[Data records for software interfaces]
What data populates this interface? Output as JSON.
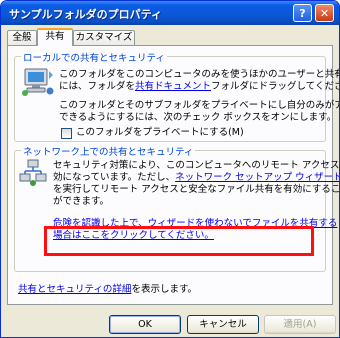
{
  "window": {
    "title": "サンプルフォルダのプロパティ",
    "help_glyph": "?",
    "close_glyph": "✕"
  },
  "tabs": [
    {
      "label": "全般",
      "active": false
    },
    {
      "label": "共有",
      "active": true
    },
    {
      "label": "カスタマイズ",
      "active": false
    }
  ],
  "local_group": {
    "legend": "ローカルでの共有とセキュリティ",
    "para1": {
      "line1": "このフォルダをこのコンピュータのみを使うほかのユーザーと共有する",
      "line2_pre": "には、フォルダを",
      "line2_link": "共有ドキュメント",
      "line2_post": "フォルダにドラッグしてください。"
    },
    "para2": {
      "line1": "このフォルダとそのサブフォルダをプライベートにし自分のみがアクセス",
      "line2": "できるようにするには、次のチェック ボックスをオンにします。"
    },
    "checkbox_label": "このフォルダをプライベートにする(M)",
    "checkbox_checked": false
  },
  "network_group": {
    "legend": "ネットワーク上での共有とセキュリティ",
    "para": {
      "line1": "セキュリティ対策により、このコンピュータへのリモート アクセスは無",
      "line2_pre": "効になっています。ただし、",
      "line2_link": "ネットワーク セットアップ ウィザード",
      "line3": "を実行してリモート アクセスと安全なファイル共有を有効にすること",
      "line4": "ができます。"
    },
    "risk_link": {
      "line1": "危険を認識した上で、ウィザードを使わないでファイルを共有する",
      "line2": "場合はここをクリックしてください。"
    }
  },
  "details_link": {
    "link": "共有とセキュリティの詳細",
    "post": "を表示します。"
  },
  "buttons": {
    "ok": "OK",
    "cancel": "キャンセル",
    "apply": "適用(A)"
  }
}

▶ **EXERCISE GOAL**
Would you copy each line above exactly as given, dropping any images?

▶ **RESPONSE TO THE EXERCISE**
What data populates this interface? Output as JSON.
{
  "window": {
    "title": "サンプルフォルダのプロパティ",
    "help_glyph": "?",
    "close_glyph": "✕"
  },
  "tabs": [
    {
      "label": "全般",
      "active": false
    },
    {
      "label": "共有",
      "active": true
    },
    {
      "label": "カスタマイズ",
      "active": false
    }
  ],
  "local_group": {
    "legend": "ローカルでの共有とセキュリティ",
    "para1": {
      "line1": "このフォルダをこのコンピュータのみを使うほかのユーザーと共有する",
      "line2_pre": "には、フォルダを",
      "line2_link": "共有ドキュメント",
      "line2_post": "フォルダにドラッグしてください。"
    },
    "para2": {
      "line1": "このフォルダとそのサブフォルダをプライベートにし自分のみがアクセス",
      "line2": "できるようにするには、次のチェック ボックスをオンにします。"
    },
    "checkbox_label": "このフォルダをプライベートにする(M)",
    "checkbox_checked": false
  },
  "network_group": {
    "legend": "ネットワーク上での共有とセキュリティ",
    "para": {
      "line1": "セキュリティ対策により、このコンピュータへのリモート アクセスは無",
      "line2_pre": "効になっています。ただし、",
      "line2_link": "ネットワーク セットアップ ウィザード",
      "line3": "を実行してリモート アクセスと安全なファイル共有を有効にすること",
      "line4": "ができます。"
    },
    "risk_link": {
      "line1": "危険を認識した上で、ウィザードを使わないでファイルを共有する",
      "line2": "場合はここをクリックしてください。"
    }
  },
  "details_link": {
    "link": "共有とセキュリティの詳細",
    "post": "を表示します。"
  },
  "buttons": {
    "ok": "OK",
    "cancel": "キャンセル",
    "apply": "適用(A)"
  }
}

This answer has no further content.